The last time I ran a half, my mom was alive. That was only two years ago, but it feels like lifetimes ago. I’ve been through so much since then, and man, does your body hold on to emotions. (If you’ve ever cried in savasana, you know what I mean.)
Running has not come easy to me in some time. I’ve been trying to pick apart why to solve it: weight gain? age? medication side effects? The answer probably lies in a combination of all of these.
But my therapist constantly reminds me that it’s great just that I’m getting out there, which is honestly hard to hear to someone who’s used to doing more than just “getting out there.” Someone who’s used to running farther, faster, etc. etc. I’m not that person any more, though.
And yet I still wanted to run a half marathon. To prove to myself I still couldâ€”that there was still this vestige of my old life, of glimmers of joy. I ran the Women’s Run Series Half Marathon in Long Beach earlier this month.
The race started at Shoreline Aquatic Park, and parking was easy in a nearby garage (since this is a thing I have to worry about now?). The race was pretty small, so the port-a-potty lines were delightfully short.
It started at 8:20, which was nice for sleeping in purposes, but not so nice for not-running-in-the-sun purposes.

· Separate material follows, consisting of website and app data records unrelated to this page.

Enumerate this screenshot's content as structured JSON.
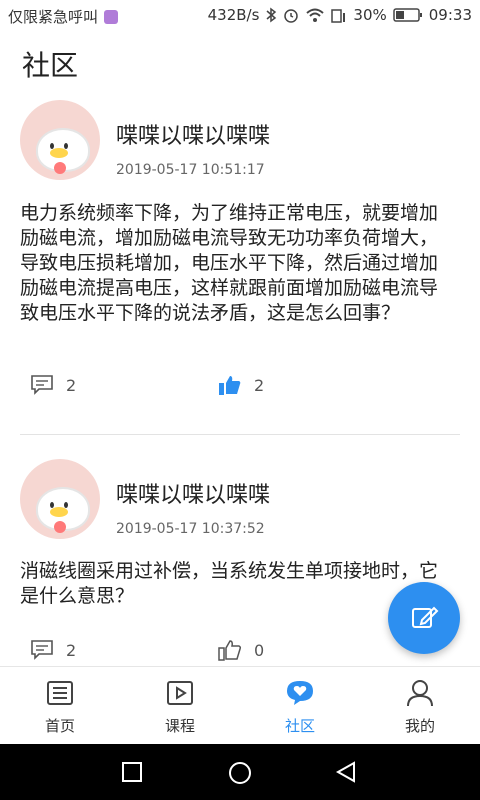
{
  "status_bar": {
    "carrier": "仅限紧急呼叫",
    "speed": "432B/s",
    "battery": "30%",
    "time": "09:33"
  },
  "page_title": "社区",
  "posts": [
    {
      "author": "喋喋以喋以喋喋",
      "time": "2019-05-17 10:51:17",
      "content": "电力系统频率下降，为了维持正常电压，就要增加励磁电流，增加励磁电流导致无功功率负荷增大，导致电压损耗增加，电压水平下降，然后通过增加励磁电流提高电压，这样就跟前面增加励磁电流导致电压水平下降的说法矛盾，这是怎么回事？",
      "comments": "2",
      "likes": "2",
      "liked": true
    },
    {
      "author": "喋喋以喋以喋喋",
      "time": "2019-05-17 10:37:52",
      "content": "消磁线圈采用过补偿，当系统发生单项接地时，它是什么意思？",
      "comments": "2",
      "likes": "0",
      "liked": false
    }
  ],
  "fab": {
    "icon": "edit-icon"
  },
  "tabs": [
    {
      "label": "首页",
      "icon": "home-list-icon"
    },
    {
      "label": "课程",
      "icon": "video-play-icon"
    },
    {
      "label": "社区",
      "icon": "community-heart-icon",
      "active": true
    },
    {
      "label": "我的",
      "icon": "user-icon"
    }
  ],
  "colors": {
    "accent": "#2d8ff0",
    "text": "#222222",
    "muted": "#666666"
  }
}
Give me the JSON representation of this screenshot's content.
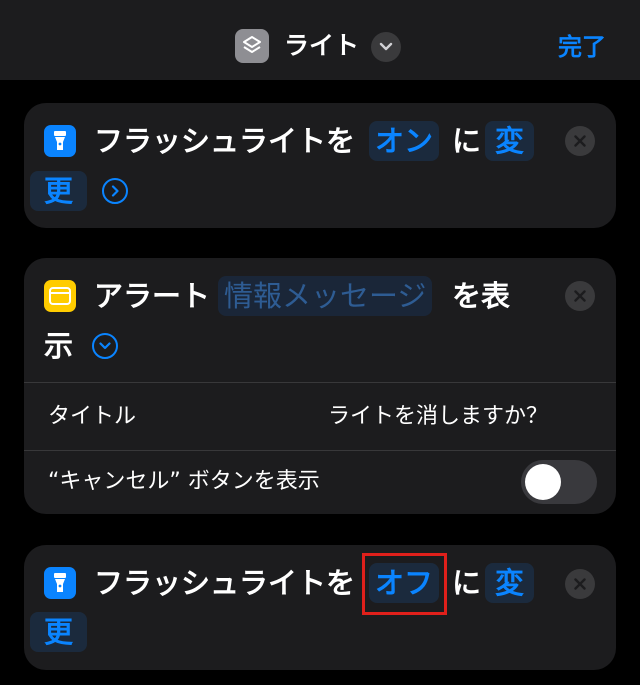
{
  "header": {
    "title": "ライト",
    "done_label": "完了",
    "app_icon": "shortcuts-icon",
    "menu_icon": "chevron-down-icon"
  },
  "actions": [
    {
      "icon": "flashlight-icon",
      "prefix": "フラッシュライトを",
      "param": "オン",
      "connector": "に",
      "verb_line1": "変",
      "verb_line2": "更",
      "expand_icon": "chevron-right-icon"
    },
    {
      "icon": "alert-icon",
      "prefix": "アラート",
      "param": "情報メッセージ",
      "suffix_line1": "を表",
      "suffix_line2": "示",
      "expand_icon": "chevron-down-icon",
      "rows": [
        {
          "label": "タイトル",
          "value": "ライトを消しますか？"
        },
        {
          "label": "“キャンセル” ボタンを表示",
          "toggle": false
        }
      ]
    },
    {
      "icon": "flashlight-icon",
      "prefix": "フラッシュライトを",
      "param": "オフ",
      "connector": "に",
      "verb_line1": "変",
      "verb_line2": "更"
    }
  ],
  "colors": {
    "accent": "#0a84ff",
    "card_bg": "#1c1c1e",
    "highlight": "#e0201b",
    "alert_icon": "#ffcc00"
  }
}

The sun was already blazing by the time we started.
I’ve been running long runs roughly around a 10:45-11:00 pace, so I lined up with the 2:30 pacer, which was an 11:26 pace…thinking that it was too slow for me, but the 2:15 was sure as hell too fast for me right now.

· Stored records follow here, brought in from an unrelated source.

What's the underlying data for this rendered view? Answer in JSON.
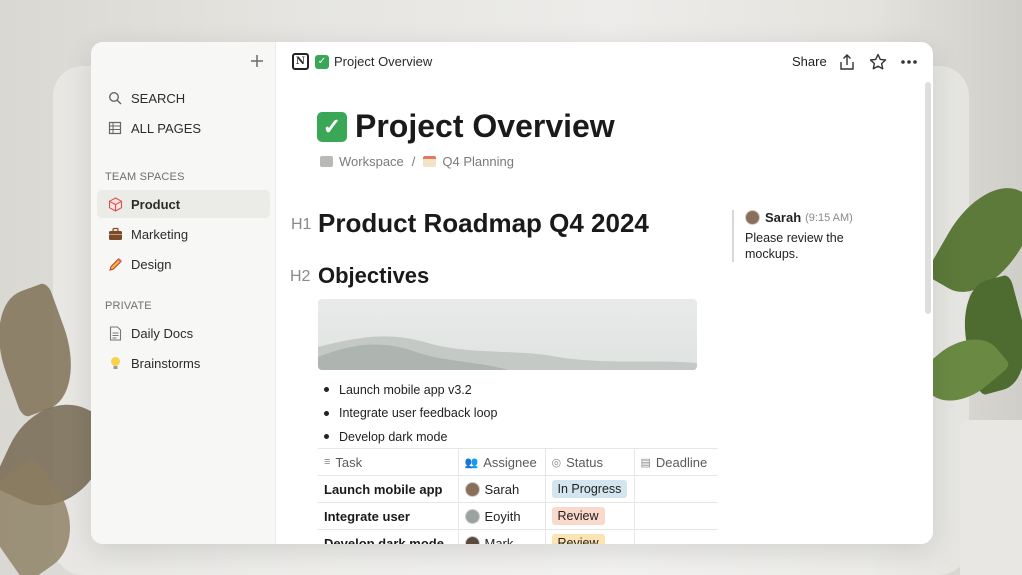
{
  "sidebar": {
    "new_page_icon": "plus-icon",
    "top_items": [
      {
        "label": "SEARCH",
        "icon": "search-icon"
      },
      {
        "label": "ALL PAGES",
        "icon": "table-icon"
      }
    ],
    "sections": [
      {
        "title": "TEAM SPACES",
        "items": [
          {
            "label": "Product",
            "icon": "cube-icon",
            "active": true
          },
          {
            "label": "Marketing",
            "icon": "briefcase-icon"
          },
          {
            "label": "Design",
            "icon": "pencil-icon"
          }
        ]
      },
      {
        "title": "PRIVATE",
        "items": [
          {
            "label": "Daily Docs",
            "icon": "document-icon"
          },
          {
            "label": "Brainstorms",
            "icon": "lightbulb-icon"
          }
        ]
      }
    ]
  },
  "topbar": {
    "page_name": "Project Overview",
    "share_label": "Share"
  },
  "page": {
    "title": "Project Overview",
    "breadcrumb": [
      "Workspace",
      "Q4 Planning"
    ],
    "h1_marker": "H1",
    "h1": "Product Roadmap Q4 2024",
    "h2_marker": "H2",
    "h2": "Objectives",
    "bullets": [
      "Launch mobile app v3.2",
      "Integrate user feedback loop",
      "Develop dark mode"
    ]
  },
  "comment": {
    "author": "Sarah",
    "time": "(9:15 AM)",
    "text": "Please review the mockups."
  },
  "table": {
    "columns": [
      "Task",
      "Assignee",
      "Status",
      "Deadline"
    ],
    "rows": [
      {
        "task": "Launch mobile app",
        "assignee": "Sarah",
        "status": "In Progress",
        "status_color": "#d3e5ef",
        "deadline": ""
      },
      {
        "task": "Integrate user",
        "assignee": "Eoyith",
        "status": "Review",
        "status_color": "#f8d9cc",
        "deadline": ""
      },
      {
        "task": "Develop dark mode",
        "assignee": "Mark",
        "status": "Review",
        "status_color": "#fbe3b4",
        "deadline": ""
      }
    ]
  },
  "help_label": "?",
  "colors": {
    "accent_check": "#3aa757",
    "sidebar_bg": "#f7f7f5"
  }
}
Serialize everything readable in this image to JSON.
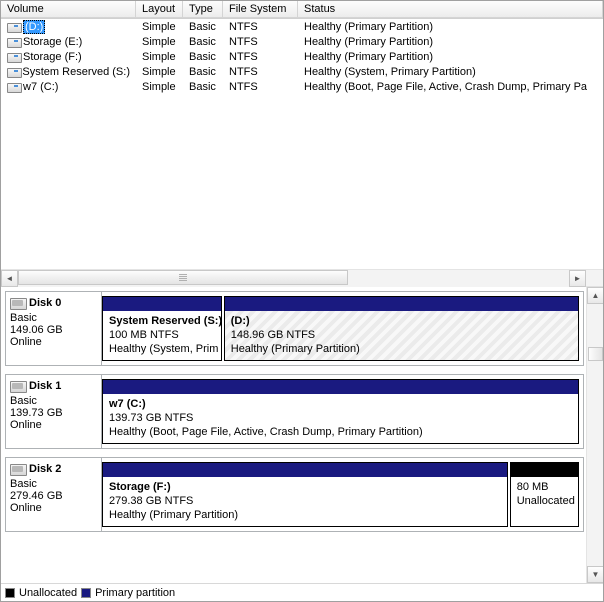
{
  "columns": {
    "volume": "Volume",
    "layout": "Layout",
    "type": "Type",
    "fs": "File System",
    "status": "Status"
  },
  "volumes": [
    {
      "name": "(D:)",
      "layout": "Simple",
      "type": "Basic",
      "fs": "NTFS",
      "status": "Healthy (Primary Partition)",
      "selected": true
    },
    {
      "name": "Storage (E:)",
      "layout": "Simple",
      "type": "Basic",
      "fs": "NTFS",
      "status": "Healthy (Primary Partition)",
      "selected": false
    },
    {
      "name": "Storage (F:)",
      "layout": "Simple",
      "type": "Basic",
      "fs": "NTFS",
      "status": "Healthy (Primary Partition)",
      "selected": false
    },
    {
      "name": "System Reserved (S:)",
      "layout": "Simple",
      "type": "Basic",
      "fs": "NTFS",
      "status": "Healthy (System, Primary Partition)",
      "selected": false
    },
    {
      "name": "w7 (C:)",
      "layout": "Simple",
      "type": "Basic",
      "fs": "NTFS",
      "status": "Healthy (Boot, Page File, Active, Crash Dump, Primary Pa",
      "selected": false
    }
  ],
  "disks": [
    {
      "title": "Disk 0",
      "type": "Basic",
      "size": "149.06 GB",
      "state": "Online",
      "parts": [
        {
          "name": "System Reserved  (S:)",
          "line2": "100 MB NTFS",
          "line3": "Healthy (System, Prim",
          "grow": 1,
          "selected": false,
          "kind": "primary"
        },
        {
          "name": "(D:)",
          "line2": "148.96 GB NTFS",
          "line3": "Healthy (Primary Partition)",
          "grow": 3,
          "selected": true,
          "kind": "primary"
        }
      ]
    },
    {
      "title": "Disk 1",
      "type": "Basic",
      "size": "139.73 GB",
      "state": "Online",
      "parts": [
        {
          "name": "w7  (C:)",
          "line2": "139.73 GB NTFS",
          "line3": "Healthy (Boot, Page File, Active, Crash Dump, Primary Partition)",
          "grow": 1,
          "selected": false,
          "kind": "primary"
        }
      ]
    },
    {
      "title": "Disk 2",
      "type": "Basic",
      "size": "279.46 GB",
      "state": "Online",
      "parts": [
        {
          "name": "Storage  (F:)",
          "line2": "279.38 GB NTFS",
          "line3": "Healthy (Primary Partition)",
          "grow": 6,
          "selected": false,
          "kind": "primary"
        },
        {
          "name": "",
          "line2": "80 MB",
          "line3": "Unallocated",
          "grow": 1,
          "selected": false,
          "kind": "unalloc"
        }
      ]
    }
  ],
  "legend": {
    "unallocated": "Unallocated",
    "primary": "Primary partition"
  }
}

The race ran south along the beach for about six miles before turning around. I love that 95 percent of my runs are along the beach these days. It still seems too good to be true some days.

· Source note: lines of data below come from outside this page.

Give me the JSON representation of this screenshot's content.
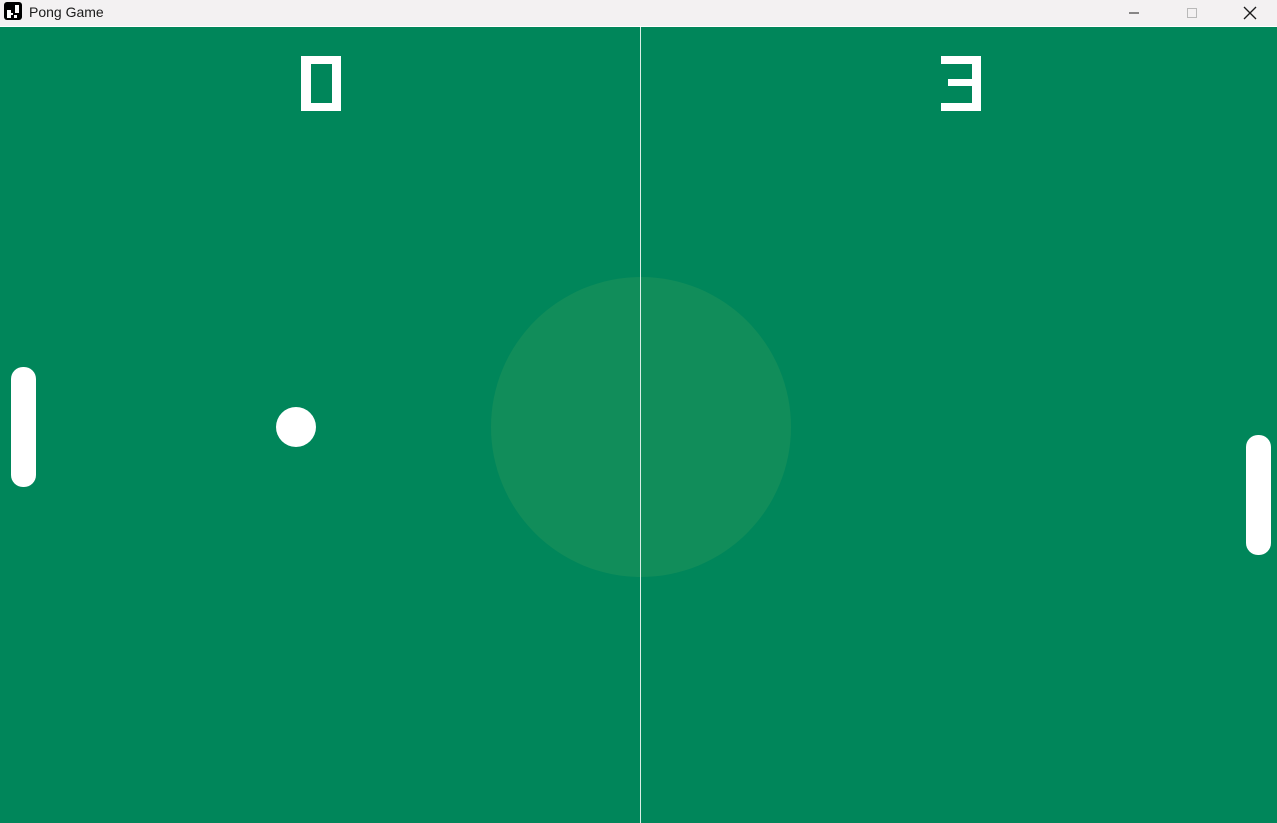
{
  "window": {
    "title": "Pong Game",
    "app_icon": "app-icon",
    "controls": {
      "minimize_icon": "minimize-icon",
      "maximize_icon": "maximize-icon",
      "close_icon": "close-icon"
    }
  },
  "game": {
    "score_left": "0",
    "score_right": "3",
    "colors": {
      "field": "#00865a",
      "center_circle": "#118d5a",
      "center_line": "#d8efe5",
      "paddles_ball": "#ffffff",
      "titlebar": "#f3f1f2"
    }
  }
}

I started with the 2:30 pace group, and I hung with them for the first eight miles, chatting with the pacer Caroline the entire time. But most of my runs lately have been a mix of walk-run, so after eight miles or so of no walking other than water stations, I needed a walk.
And this is when the wheels slid off. When I started to run again, my legs felt like lead, and I was struggling to breathe. (I’ve had some tightness in my chest lately…) I did a little more walk/run until I got to nine and started texting friends that I was at mile 9 and really wanted to quitâ€”but wouldn’t. “I’ll walk it in before I quit,” I told them. And I did walk most of that ninth mile. FUCK THAT, I thought…while simultaneously being really disappointed in myself I had to walk so much.
“Just keep shuffling,” one of my friends wrote back. I don’t think I’ve ever pulled out my phone to text during a race, but I don’t think a race ever felt so hard to me before. My friends’ words felt motivating, and it filled my heart to know there were people cheering me on.
At mile 11, there was a mile out-and-back to get in two extra miles, and I just. wanted. to. be. done. At one point, I saw the pacer opposite me and felt disappointed I hadn’t been able to keep up with her.
My ego totally ran the show on this race. I had a really hard time almost the entire time not comparing myself to past me, whose PR was 1:48. Who, untrained, could run a ~2:05.
I waited to write this recap to see if I’d see any of this in a different light. I’m proud of myself for finishing this halfâ€”especially when I so badly wanted to quitâ€”but it’s just so hard for me to not wonder if, even with more training, if I’ll ever get any of that speed back or if it’s time to kiss my old PRs goodbye.
Me, after the race.
And also me after the race.
I finished in 2:39:13, which is a personal worst, but I fought for every goddamn second of that, and I have a newfound respect for back-of-the-packers.